In speaking to brethren responsible for their ecclesial functions, it seems that this is a universal problem among us and one which has created much thoughtful discussion. There seems to be a growing perception that some rationalisation is needed, but where do we start?

Each separate committee responsible for its particular function sees it as critical to the wellbeing of the meeting, and indeed nearly all the effort extended is accomplishing much good in the area in which it is directed. The really vital question is where does it fit into the scheme of things and does it detract from those basic meetings which are designed for the good of the body as a whole?

Sometimes creating special functions for specific people can in turn develop special groups in the ecclesia. It is doubtless true that we do have brethren and sisters who need particular attention to overcome their inhibitions, but everything should be done to finally assimilate them as valuable members of the collective body of the saints.

How often do we see brethren perceiving a particular need, in their opinion not catered for, going off with the highest possible motive to “organise” something, and often doing so without considering what other activities may have been organised by the ecclesia. In the past this has happened at the busiest times, sometimes before a combined activity of some proportion, which only causes consternation and disappointment among the majority.

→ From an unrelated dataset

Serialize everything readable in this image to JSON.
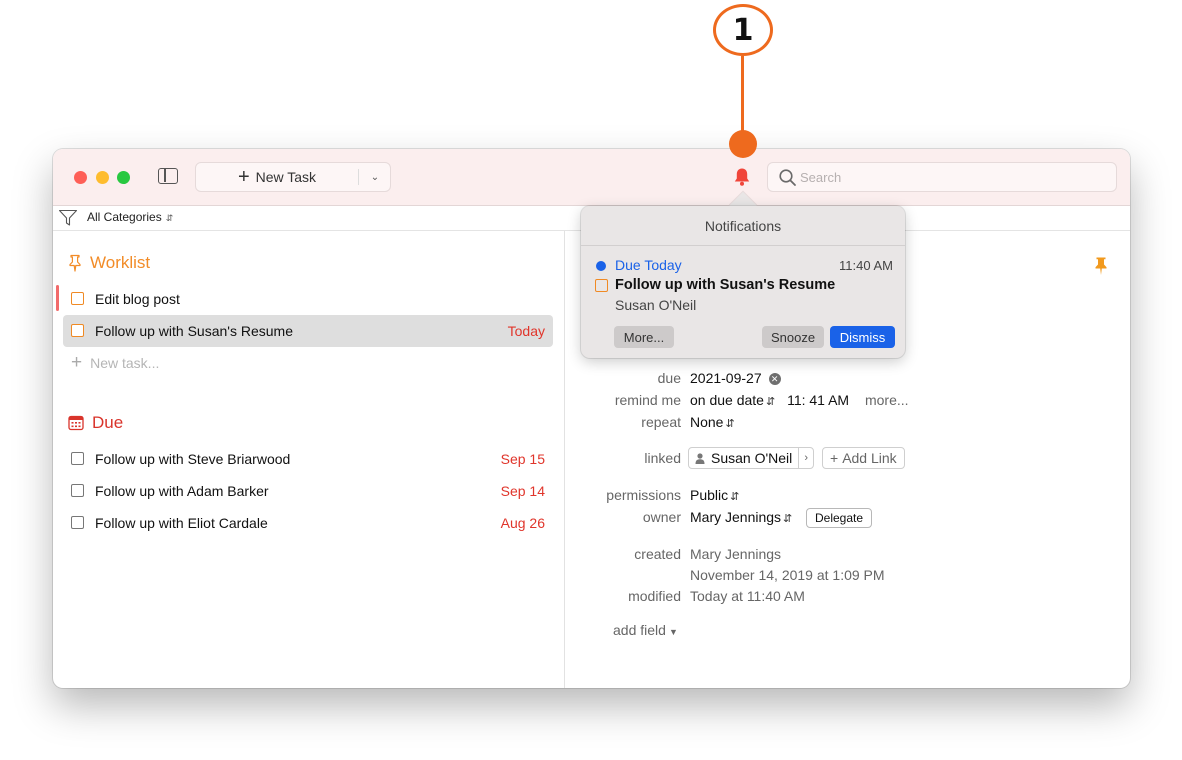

It is difficult to give specific answers to what is seen by many to be a real problem. It seems that what is required is to get back to the basics of ecclesial life and to strengthen the core activities. In a word, we need to stiffen the pillars and increase the solidarity of the ecclesial base, engender a confidence at the centre of activities, from which individual needs can then be met without upsetting the necessary balance in ecclesial life.